The Bulls racked up 30 assists on 39 field goals.
No, Chicago doesn’t have LeBron James, doesn’t have a Big Three, doesn’t have the kind of rabid media following the Heat enjoy.
But 62-win teams that make it to the Eastern Conference Finals don’t require a major overhaul.
The NBA landscape has changed radically the last several years. It started when Kevin Garnett and Ray Allen joined Paul Pierce in Boston. Then Pau Gasol joined Kobe in L.A. We all know about LeBron’s Decision last season. Then Amar’e Stoudemire and Carmelo Anthony teamed up in New York. And now Chris Paul is on The Other L.A. Team.
Chicago’s moves have been much quieter and more subtle. And, therefore, have made fewer headlines.
But stop and think about it. Anybody in the Bulls’ starting five could go off for 20 points on any given night. Okay, Joakim Noah less so than the other four, but still. Derrick Rose, Hamilton, Luol Deng, and Carlos Boozer can all score.
Chicago’s bench and defense are also near or at the top of the league.
Their only “weakness” seems to be a lack of star power. Which, in all fairness, has mattered in recent years and at various other times in NBA history.
By the way, I may have gotten a bit ahead of myself. As ESPNChicago’s Nick Friedell pointed out, Bulls coach Tom Thibodeau hasn’t fully committed to Rip as the starter.
“We’re going to see how everything goes. We’re still trying to figure out what’s best for the team. As of right now, that’s what we’re planning on, but we’ll just see how it goes.”
Personally, I think he’ll start.
And I think that will be a very good thing for the Bulls…
December 20, 2011
Update: According to Nick Friedell and K. C. Johnson, Rip Hamilton will start tonight. Ronnie Brewer will come in off the bench.
In a rematch of that last awesome preseason game, Chicago and Indiana face off tonight, again, this time at the United Center. This is the last tune-up game before the Bulls season opener on Christmas Day in Los Angeles.
In the last game, the Pacers came out of the gate hot and Chicago’s defense was far too slow in figuring out a way to stop them. The Pacers hit eight of their first ten shots, and went on to shot 60 percent in the first quarter.
The Bulls defense would improve throughout the game, though. With Tom Thibodeau’s raspy voice in their ear the Bulls held Indiana to just over 25 percent shooting the rest of the way. That put Indy at 33.7 percent for the game. That number is partly due to the Bulls defense, but some credit has to go to the lockout and the limited practices the teams have had.
Either way, the fact that Chicago held the Pacers under 35 percent shooting is a good sign for their defense going forward.
Chicago fared better, shooting nearly 50 percent, with much of that coming from the bench. Carlos Boozer shot poorly, going 3-10 in his 22 minutes. Derrick Rose scored 16 points thanks to 10-10 shooting at the line, but didn’t do too well from the field (3-9). Despite Rose’s rough shooting game, he was the only starter with a positive plus/minus at +6.

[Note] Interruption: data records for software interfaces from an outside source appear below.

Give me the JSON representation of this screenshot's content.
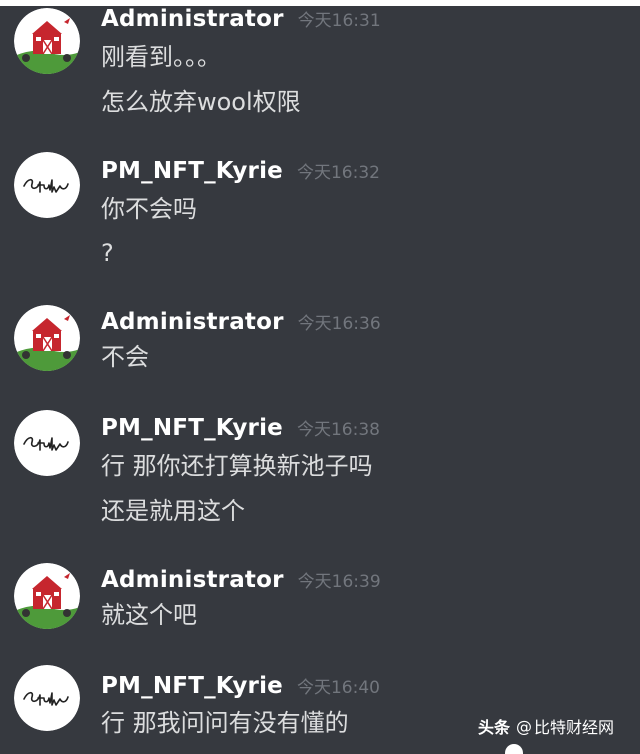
{
  "messages": [
    {
      "author": "Administrator",
      "time": "今天16:31",
      "avatar": "barn-avatar-icon",
      "lines": [
        "刚看到。。。",
        "怎么放弃wool权限"
      ]
    },
    {
      "author": "PM_NFT_Kyrie",
      "time": "今天16:32",
      "avatar": "stalin-signature-avatar-icon",
      "lines": [
        "你不会吗",
        "?"
      ]
    },
    {
      "author": "Administrator",
      "time": "今天16:36",
      "avatar": "barn-avatar-icon",
      "lines": [
        "不会"
      ]
    },
    {
      "author": "PM_NFT_Kyrie",
      "time": "今天16:38",
      "avatar": "stalin-signature-avatar-icon",
      "lines": [
        "行 那你还打算换新池子吗",
        "还是就用这个"
      ]
    },
    {
      "author": "Administrator",
      "time": "今天16:39",
      "avatar": "barn-avatar-icon",
      "lines": [
        "就这个吧"
      ]
    },
    {
      "author": "PM_NFT_Kyrie",
      "time": "今天16:40",
      "avatar": "stalin-signature-avatar-icon",
      "lines": [
        "行 那我问问有没有懂的"
      ]
    }
  ],
  "watermark": {
    "brand": "头条",
    "at": "@",
    "account": "比特财经网"
  },
  "colors": {
    "background": "#36393f",
    "author": "#ffffff",
    "timestamp": "#72767d",
    "message_text": "#dcddde"
  },
  "avatar_signature_text": "Stalin"
}
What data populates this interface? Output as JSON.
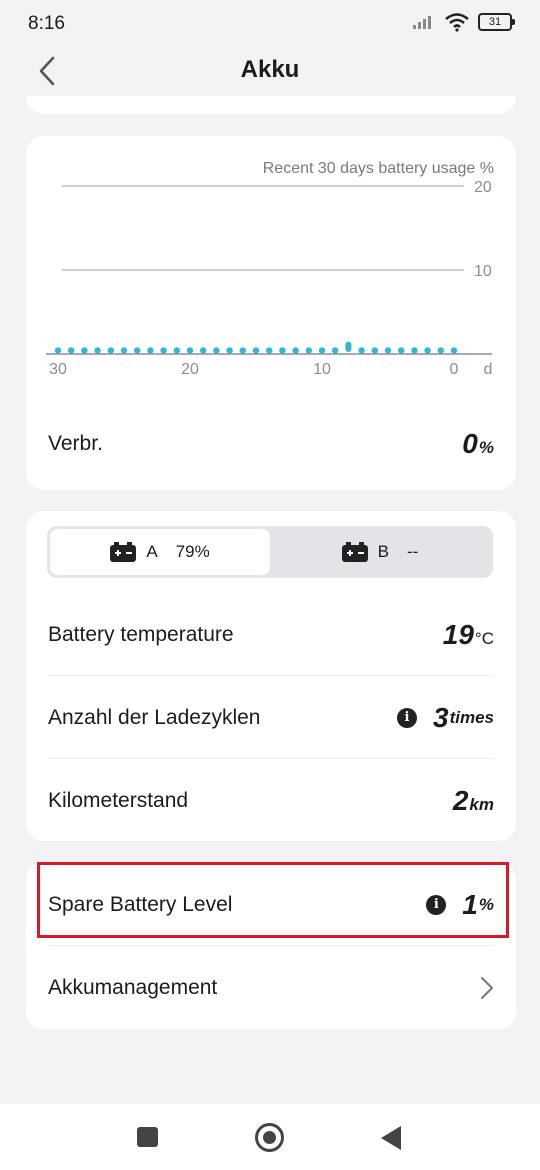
{
  "status_bar": {
    "time": "8:16",
    "battery_level": "31"
  },
  "nav": {
    "title": "Akku"
  },
  "usage_card": {
    "chart_caption": "Recent 30 days battery usage %",
    "usage_label": "Verbr.",
    "usage_value": "0",
    "usage_unit": "%"
  },
  "chart_data": {
    "type": "scatter",
    "title": "Recent 30 days battery usage %",
    "xlabel": "d",
    "ylabel": "",
    "x_ticks": [
      "30",
      "20",
      "10",
      "0"
    ],
    "y_ticks": [
      "10",
      "20"
    ],
    "xlim": [
      30,
      0
    ],
    "ylim": [
      0,
      20
    ],
    "series": [
      {
        "x": [
          30,
          29,
          28,
          27,
          26,
          25,
          24,
          23,
          22,
          21,
          20,
          19,
          18,
          17,
          16,
          15,
          14,
          13,
          12,
          11,
          10,
          9,
          8,
          7,
          6,
          5,
          4,
          3,
          2,
          1,
          0
        ],
        "values": [
          0,
          0,
          0,
          0,
          0,
          0,
          0,
          0,
          0,
          0,
          0,
          0,
          0,
          0,
          0,
          0,
          0,
          0,
          0,
          0,
          0,
          0,
          1,
          0,
          0,
          0,
          0,
          0,
          0,
          0,
          0
        ]
      }
    ],
    "grid": true,
    "colors": {
      "point": "#2fb8d6",
      "grid": "#bdbdc2",
      "axis": "#8e8e93"
    }
  },
  "battery_card": {
    "tabs": [
      {
        "name": "A",
        "percent": "79%"
      },
      {
        "name": "B",
        "percent": "--"
      }
    ],
    "rows": [
      {
        "label": "Battery temperature",
        "value": "19",
        "unit": "°C"
      },
      {
        "label": "Anzahl der Ladezyklen",
        "value": "3",
        "unit": "times"
      },
      {
        "label": "Kilometerstand",
        "value": "2",
        "unit": "km"
      }
    ]
  },
  "spare_card": {
    "spare_label": "Spare Battery Level",
    "spare_value": "1",
    "spare_unit": "%",
    "management_label": "Akkumanagement"
  },
  "colors": {
    "highlight": "#d7192a",
    "accent": "#2fb8d6"
  }
}
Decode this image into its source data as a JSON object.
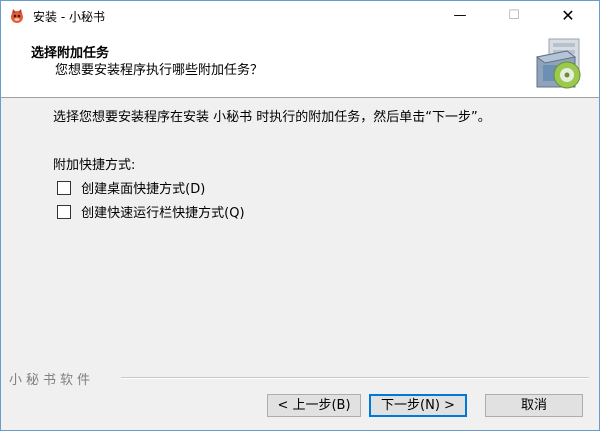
{
  "window": {
    "title": "安装 - 小秘书",
    "controls": {
      "minimize": "—",
      "maximize": "☐",
      "close": "✕"
    }
  },
  "header": {
    "title": "选择附加任务",
    "subtitle": "您想要安装程序执行哪些附加任务？"
  },
  "content": {
    "instruction": "选择您想要安装程序在安装 小秘书 时执行的附加任务，然后单击“下一步”。",
    "group_label": "附加快捷方式:",
    "tasks": [
      {
        "label": "创建桌面快捷方式(D)",
        "checked": false
      },
      {
        "label": "创建快速运行栏快捷方式(Q)",
        "checked": false
      }
    ]
  },
  "brand": "小秘书软件",
  "buttons": {
    "back": "< 上一步(B)",
    "next": "下一步(N) >",
    "cancel": "取消"
  },
  "icons": {
    "app": "red-cat-app-icon",
    "header": "installer-box-disc-icon"
  },
  "colors": {
    "window_border": "#6a9ccb",
    "default_button_border": "#0078d7",
    "body_bg": "#f0f0f0"
  }
}
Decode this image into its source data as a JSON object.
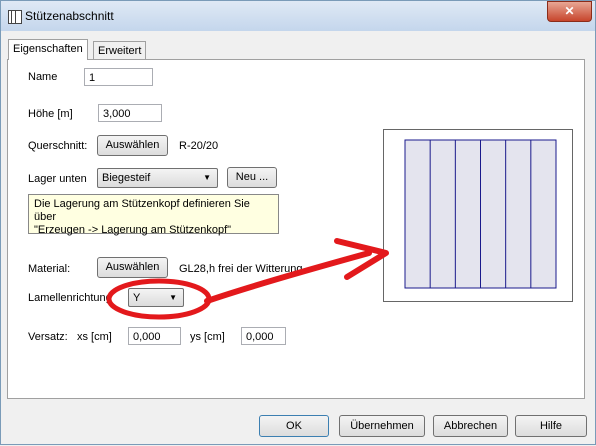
{
  "window": {
    "title": "Stützenabschnitt",
    "close_label": "✕"
  },
  "tabs": [
    {
      "label": "Eigenschaften"
    },
    {
      "label": "Erweitert"
    }
  ],
  "form": {
    "name_label": "Name",
    "name_value": "1",
    "hoehe_label": "Höhe [m]",
    "hoehe_value": "3,000",
    "querschnitt_label": "Querschnitt:",
    "querschnitt_button": "Auswählen",
    "querschnitt_value": "R-20/20",
    "lager_label": "Lager unten",
    "lager_value": "Biegesteif",
    "lager_new_button": "Neu ...",
    "info_text_line1": "Die Lagerung am Stützenkopf definieren Sie über",
    "info_text_line2": "\"Erzeugen -> Lagerung am Stützenkopf\"",
    "material_label": "Material:",
    "material_button": "Auswählen",
    "material_value": "GL28,h frei der Witterung",
    "lamellen_label": "Lamellenrichtung",
    "lamellen_value": "Y",
    "versatz_label": "Versatz:",
    "xs_label": "xs [cm]",
    "xs_value": "0,000",
    "ys_label": "ys [cm]",
    "ys_value": "0,000"
  },
  "buttons": {
    "ok": "OK",
    "apply": "Übernehmen",
    "cancel": "Abbrechen",
    "help": "Hilfe"
  },
  "colors": {
    "annotation": "#e3191c",
    "lamella_lines": "#1a1a8c",
    "preview_fill": "#e4e4ee"
  },
  "preview": {
    "lamella_count": 6
  }
}
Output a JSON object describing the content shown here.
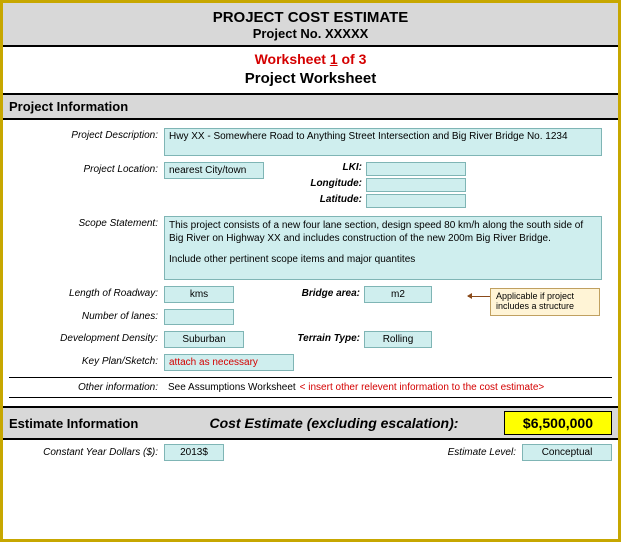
{
  "header": {
    "title1": "PROJECT COST ESTIMATE",
    "title2": "Project No. XXXXX"
  },
  "worksheet_line_prefix": "Worksheet ",
  "worksheet_num": "1",
  "worksheet_line_suffix": " of 3",
  "subtitle": "Project Worksheet",
  "section_project_info": "Project Information",
  "labels": {
    "project_description": "Project Description:",
    "project_location": "Project Location:",
    "lki": "LKI:",
    "longitude": "Longitude:",
    "latitude": "Latitude:",
    "scope_statement": "Scope Statement:",
    "length_roadway": "Length of Roadway:",
    "bridge_area": "Bridge area:",
    "number_lanes": "Number of lanes:",
    "dev_density": "Development Density:",
    "terrain_type": "Terrain Type:",
    "key_plan": "Key Plan/Sketch:",
    "other_info": "Other information:",
    "constant_year": "Constant Year Dollars ($):",
    "estimate_level": "Estimate Level:"
  },
  "values": {
    "project_description": "Hwy XX - Somewhere Road to Anything Street Intersection and Big River Bridge No. 1234",
    "project_location": "nearest City/town",
    "lki": "",
    "longitude": "",
    "latitude": "",
    "scope_line1": "This project consists of a new four lane section, design speed 80 km/h along the south side of Big River on Highway XX and includes construction of the new 200m Big River Bridge.",
    "scope_line2": "Include other pertinent scope items and major quantites",
    "length_roadway": "kms",
    "bridge_area": "m2",
    "number_lanes": "",
    "dev_density": "Suburban",
    "terrain_type": "Rolling",
    "key_plan": "attach as necessary",
    "other_info_prefix": "See Assumptions Worksheet",
    "other_info_red": "< insert other relevent information to the cost estimate>",
    "constant_year": "2013$",
    "estimate_level": "Conceptual"
  },
  "callout": "Applicable if project includes a structure",
  "estimate": {
    "section_label": "Estimate Information",
    "center_text": "Cost Estimate (excluding escalation):",
    "amount": "$6,500,000"
  }
}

Luol Deng had a solid game scoring 16 points (5-11 from the field, 6-6 from the line) and six rebounds, but gave the ball up five times. Joakim Noah had ten point and eight rebounds in 24 minutes, but had five fouls (Boozer, not to be outdone, had five of those as well).
C.J. Watson carried the Bulls offensively when Rose went out with foul trouble early in the game. Watson finished with 15 points and four boards. Bulls rookie Jimmy Butler made all three of his shots from the field, finishing with eight points and a game best +23.
Chicago’s other new addition, Rip Hamilton, didn’t play, and may not play in Tuesday’s game either.
All fans can really hope for is that the Bulls look better than they did last time out; perhaps start a little faster and don’t allow Tyler Hansbrough to drop 19 points. Usually you hope for improvement over last season, but with no offseason, as long as Chicago looks like they are on the road to where they were last year, tonight’s game will be a good sign for things to come.